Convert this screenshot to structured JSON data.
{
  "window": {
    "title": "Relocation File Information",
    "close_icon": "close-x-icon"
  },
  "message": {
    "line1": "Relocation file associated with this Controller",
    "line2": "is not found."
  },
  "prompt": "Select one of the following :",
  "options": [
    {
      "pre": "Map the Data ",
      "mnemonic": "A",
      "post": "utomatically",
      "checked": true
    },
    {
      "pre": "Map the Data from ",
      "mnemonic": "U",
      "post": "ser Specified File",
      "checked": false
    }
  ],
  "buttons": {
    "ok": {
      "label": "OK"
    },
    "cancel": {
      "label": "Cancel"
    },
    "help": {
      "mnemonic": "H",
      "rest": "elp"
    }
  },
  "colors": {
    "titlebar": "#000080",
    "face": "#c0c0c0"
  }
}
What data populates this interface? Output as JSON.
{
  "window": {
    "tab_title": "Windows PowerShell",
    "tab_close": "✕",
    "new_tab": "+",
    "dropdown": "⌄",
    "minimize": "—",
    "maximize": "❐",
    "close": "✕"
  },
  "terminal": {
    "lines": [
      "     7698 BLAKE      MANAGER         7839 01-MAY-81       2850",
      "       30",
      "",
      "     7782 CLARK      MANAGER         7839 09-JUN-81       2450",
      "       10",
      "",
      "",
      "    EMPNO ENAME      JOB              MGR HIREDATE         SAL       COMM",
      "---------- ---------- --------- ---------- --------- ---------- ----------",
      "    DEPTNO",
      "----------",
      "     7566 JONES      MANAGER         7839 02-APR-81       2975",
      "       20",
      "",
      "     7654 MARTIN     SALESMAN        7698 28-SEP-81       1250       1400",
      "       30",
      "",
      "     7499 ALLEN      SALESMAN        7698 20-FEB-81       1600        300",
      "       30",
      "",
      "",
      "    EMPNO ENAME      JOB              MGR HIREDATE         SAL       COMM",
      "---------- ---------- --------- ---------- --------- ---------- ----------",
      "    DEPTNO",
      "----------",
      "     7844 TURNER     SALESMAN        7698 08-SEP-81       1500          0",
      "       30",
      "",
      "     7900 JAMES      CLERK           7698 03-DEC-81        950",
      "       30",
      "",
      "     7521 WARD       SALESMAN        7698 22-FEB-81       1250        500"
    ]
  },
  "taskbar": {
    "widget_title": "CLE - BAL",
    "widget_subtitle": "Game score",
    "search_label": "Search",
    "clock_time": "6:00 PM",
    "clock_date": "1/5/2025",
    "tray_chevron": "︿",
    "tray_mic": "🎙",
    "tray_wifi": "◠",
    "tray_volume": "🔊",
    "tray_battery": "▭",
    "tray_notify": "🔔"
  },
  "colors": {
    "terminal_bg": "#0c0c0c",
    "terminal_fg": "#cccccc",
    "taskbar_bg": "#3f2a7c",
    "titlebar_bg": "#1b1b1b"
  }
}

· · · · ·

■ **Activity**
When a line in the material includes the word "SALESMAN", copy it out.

■ **Answer below**
      "     7654 MARTIN     SALESMAN        7698 28-SEP-81       1250       1400",
      "     7499 ALLEN      SALESMAN        7698 20-FEB-81       1600        300",
      "     7844 TURNER     SALESMAN        7698 08-SEP-81       1500          0",
      "     7521 WARD       SALESMAN        7698 22-FEB-81       1250        500"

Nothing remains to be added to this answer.